** Dataset records follows **

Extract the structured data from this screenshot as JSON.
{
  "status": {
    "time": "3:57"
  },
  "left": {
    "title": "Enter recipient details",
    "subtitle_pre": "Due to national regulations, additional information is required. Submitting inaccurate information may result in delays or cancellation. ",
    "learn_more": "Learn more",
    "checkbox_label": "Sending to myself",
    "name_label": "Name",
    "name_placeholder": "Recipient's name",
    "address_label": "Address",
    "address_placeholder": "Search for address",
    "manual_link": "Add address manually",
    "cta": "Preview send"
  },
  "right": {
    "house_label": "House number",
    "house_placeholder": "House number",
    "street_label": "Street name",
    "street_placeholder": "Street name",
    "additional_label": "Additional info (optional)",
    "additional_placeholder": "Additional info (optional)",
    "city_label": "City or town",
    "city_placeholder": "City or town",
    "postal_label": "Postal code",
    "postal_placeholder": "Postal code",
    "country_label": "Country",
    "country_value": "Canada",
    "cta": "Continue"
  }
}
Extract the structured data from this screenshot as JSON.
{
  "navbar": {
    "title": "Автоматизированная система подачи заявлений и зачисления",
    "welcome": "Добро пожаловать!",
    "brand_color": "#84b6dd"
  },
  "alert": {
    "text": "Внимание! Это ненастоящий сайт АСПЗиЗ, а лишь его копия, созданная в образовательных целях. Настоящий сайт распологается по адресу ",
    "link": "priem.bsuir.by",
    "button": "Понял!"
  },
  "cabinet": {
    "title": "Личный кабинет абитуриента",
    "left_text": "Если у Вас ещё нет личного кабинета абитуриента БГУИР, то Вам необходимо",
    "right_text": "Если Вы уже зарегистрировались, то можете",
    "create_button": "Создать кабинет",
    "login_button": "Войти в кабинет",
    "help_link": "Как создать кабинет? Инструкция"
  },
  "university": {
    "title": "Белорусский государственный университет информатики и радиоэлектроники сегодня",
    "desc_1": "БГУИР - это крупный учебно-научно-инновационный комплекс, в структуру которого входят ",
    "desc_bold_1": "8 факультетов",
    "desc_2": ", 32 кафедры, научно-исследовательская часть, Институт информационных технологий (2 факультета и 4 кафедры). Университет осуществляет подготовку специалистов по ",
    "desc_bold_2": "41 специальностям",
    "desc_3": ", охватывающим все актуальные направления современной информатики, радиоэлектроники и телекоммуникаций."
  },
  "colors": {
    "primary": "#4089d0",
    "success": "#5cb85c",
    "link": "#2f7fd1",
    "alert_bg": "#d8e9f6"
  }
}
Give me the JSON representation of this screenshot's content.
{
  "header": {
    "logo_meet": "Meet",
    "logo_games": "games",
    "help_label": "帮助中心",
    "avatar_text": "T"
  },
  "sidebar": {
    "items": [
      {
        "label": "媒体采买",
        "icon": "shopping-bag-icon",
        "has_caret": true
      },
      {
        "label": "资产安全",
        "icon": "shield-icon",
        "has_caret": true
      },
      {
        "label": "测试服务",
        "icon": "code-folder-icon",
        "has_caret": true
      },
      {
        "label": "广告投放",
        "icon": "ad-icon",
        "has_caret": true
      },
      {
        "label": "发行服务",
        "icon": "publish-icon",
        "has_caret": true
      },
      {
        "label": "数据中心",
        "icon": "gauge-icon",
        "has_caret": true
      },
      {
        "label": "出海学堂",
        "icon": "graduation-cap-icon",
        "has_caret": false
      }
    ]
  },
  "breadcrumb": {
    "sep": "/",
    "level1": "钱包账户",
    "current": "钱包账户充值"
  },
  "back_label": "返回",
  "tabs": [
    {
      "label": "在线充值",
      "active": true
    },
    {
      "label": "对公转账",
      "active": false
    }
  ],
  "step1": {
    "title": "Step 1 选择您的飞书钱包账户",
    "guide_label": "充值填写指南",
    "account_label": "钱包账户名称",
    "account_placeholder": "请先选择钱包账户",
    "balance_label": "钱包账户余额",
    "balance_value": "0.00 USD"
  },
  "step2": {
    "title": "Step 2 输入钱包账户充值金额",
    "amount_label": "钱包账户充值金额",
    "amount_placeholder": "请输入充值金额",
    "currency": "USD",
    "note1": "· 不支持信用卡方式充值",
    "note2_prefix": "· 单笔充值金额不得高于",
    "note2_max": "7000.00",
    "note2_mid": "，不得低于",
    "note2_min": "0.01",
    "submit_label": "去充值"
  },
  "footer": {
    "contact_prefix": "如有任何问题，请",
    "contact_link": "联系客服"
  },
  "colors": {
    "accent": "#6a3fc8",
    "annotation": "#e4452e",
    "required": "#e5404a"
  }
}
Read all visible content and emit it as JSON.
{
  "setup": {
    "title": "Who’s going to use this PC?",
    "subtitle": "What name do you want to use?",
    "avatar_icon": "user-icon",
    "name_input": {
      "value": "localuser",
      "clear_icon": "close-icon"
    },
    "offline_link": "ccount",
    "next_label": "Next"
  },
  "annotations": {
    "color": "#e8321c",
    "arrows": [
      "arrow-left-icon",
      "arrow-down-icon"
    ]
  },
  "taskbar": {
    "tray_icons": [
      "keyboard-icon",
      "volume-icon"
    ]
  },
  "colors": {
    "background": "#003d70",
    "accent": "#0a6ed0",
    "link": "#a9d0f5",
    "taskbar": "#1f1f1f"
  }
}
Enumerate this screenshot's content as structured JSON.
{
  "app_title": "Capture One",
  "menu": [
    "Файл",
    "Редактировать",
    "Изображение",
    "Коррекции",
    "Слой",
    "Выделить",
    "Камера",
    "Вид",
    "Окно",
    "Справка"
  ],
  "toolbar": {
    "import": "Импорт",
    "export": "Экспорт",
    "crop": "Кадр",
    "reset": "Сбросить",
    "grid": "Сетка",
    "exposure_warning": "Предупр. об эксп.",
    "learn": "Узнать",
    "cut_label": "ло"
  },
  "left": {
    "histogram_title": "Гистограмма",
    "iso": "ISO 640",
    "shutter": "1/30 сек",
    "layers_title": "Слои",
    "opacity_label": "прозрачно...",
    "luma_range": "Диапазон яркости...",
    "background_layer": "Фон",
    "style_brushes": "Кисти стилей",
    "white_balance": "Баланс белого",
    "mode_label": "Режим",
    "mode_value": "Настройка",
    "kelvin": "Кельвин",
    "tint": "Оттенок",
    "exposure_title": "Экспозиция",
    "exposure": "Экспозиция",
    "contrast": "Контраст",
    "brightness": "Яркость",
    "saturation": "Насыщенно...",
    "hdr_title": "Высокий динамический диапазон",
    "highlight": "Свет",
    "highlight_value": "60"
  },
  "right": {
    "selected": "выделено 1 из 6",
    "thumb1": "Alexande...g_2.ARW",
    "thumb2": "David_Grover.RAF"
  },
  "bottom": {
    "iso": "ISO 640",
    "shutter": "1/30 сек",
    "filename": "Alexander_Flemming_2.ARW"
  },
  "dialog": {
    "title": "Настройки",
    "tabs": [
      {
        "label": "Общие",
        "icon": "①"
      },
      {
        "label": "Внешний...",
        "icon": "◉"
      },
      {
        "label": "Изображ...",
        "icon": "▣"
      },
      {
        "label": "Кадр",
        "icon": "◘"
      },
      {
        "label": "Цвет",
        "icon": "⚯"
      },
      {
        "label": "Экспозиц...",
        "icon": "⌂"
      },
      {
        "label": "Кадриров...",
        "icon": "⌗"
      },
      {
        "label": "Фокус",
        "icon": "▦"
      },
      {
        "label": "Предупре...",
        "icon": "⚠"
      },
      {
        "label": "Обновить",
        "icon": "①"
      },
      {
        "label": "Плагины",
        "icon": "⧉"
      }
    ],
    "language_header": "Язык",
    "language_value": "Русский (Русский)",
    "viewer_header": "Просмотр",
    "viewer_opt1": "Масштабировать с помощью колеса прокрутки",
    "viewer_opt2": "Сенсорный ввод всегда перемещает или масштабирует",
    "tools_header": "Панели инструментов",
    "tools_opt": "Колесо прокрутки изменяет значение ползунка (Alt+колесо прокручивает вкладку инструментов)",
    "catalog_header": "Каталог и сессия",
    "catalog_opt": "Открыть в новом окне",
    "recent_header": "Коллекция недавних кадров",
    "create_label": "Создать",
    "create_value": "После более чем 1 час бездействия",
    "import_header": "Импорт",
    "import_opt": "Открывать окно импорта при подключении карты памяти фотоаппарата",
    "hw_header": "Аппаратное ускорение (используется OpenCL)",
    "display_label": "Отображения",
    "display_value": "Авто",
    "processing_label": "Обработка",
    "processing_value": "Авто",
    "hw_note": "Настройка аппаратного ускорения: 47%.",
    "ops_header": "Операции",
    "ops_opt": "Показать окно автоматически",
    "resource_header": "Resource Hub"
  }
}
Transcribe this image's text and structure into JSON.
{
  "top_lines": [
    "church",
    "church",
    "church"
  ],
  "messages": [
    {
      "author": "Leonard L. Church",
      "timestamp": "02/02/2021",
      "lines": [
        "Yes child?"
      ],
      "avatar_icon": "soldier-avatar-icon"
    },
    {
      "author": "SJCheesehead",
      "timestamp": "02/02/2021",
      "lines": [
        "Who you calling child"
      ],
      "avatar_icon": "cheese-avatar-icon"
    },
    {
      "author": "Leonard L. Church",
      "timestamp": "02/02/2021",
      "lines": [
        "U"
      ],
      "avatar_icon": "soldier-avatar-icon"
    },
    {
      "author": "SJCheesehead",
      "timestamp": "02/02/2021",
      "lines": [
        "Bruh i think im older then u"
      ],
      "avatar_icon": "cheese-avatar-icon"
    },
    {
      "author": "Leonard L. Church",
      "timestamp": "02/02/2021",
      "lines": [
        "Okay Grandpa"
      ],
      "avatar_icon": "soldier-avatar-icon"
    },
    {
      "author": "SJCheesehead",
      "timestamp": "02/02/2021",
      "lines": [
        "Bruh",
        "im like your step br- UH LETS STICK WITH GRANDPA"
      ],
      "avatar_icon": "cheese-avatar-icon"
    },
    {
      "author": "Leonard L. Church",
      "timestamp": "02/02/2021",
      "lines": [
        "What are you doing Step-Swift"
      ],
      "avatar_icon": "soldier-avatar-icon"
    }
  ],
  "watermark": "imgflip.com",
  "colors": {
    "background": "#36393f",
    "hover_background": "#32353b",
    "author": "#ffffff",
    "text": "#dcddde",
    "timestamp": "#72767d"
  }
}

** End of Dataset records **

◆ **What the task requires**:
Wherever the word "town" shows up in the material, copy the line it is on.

◆ **Solution to the problem**:
    "city_label": "City or town",
    "city_placeholder": "City or town",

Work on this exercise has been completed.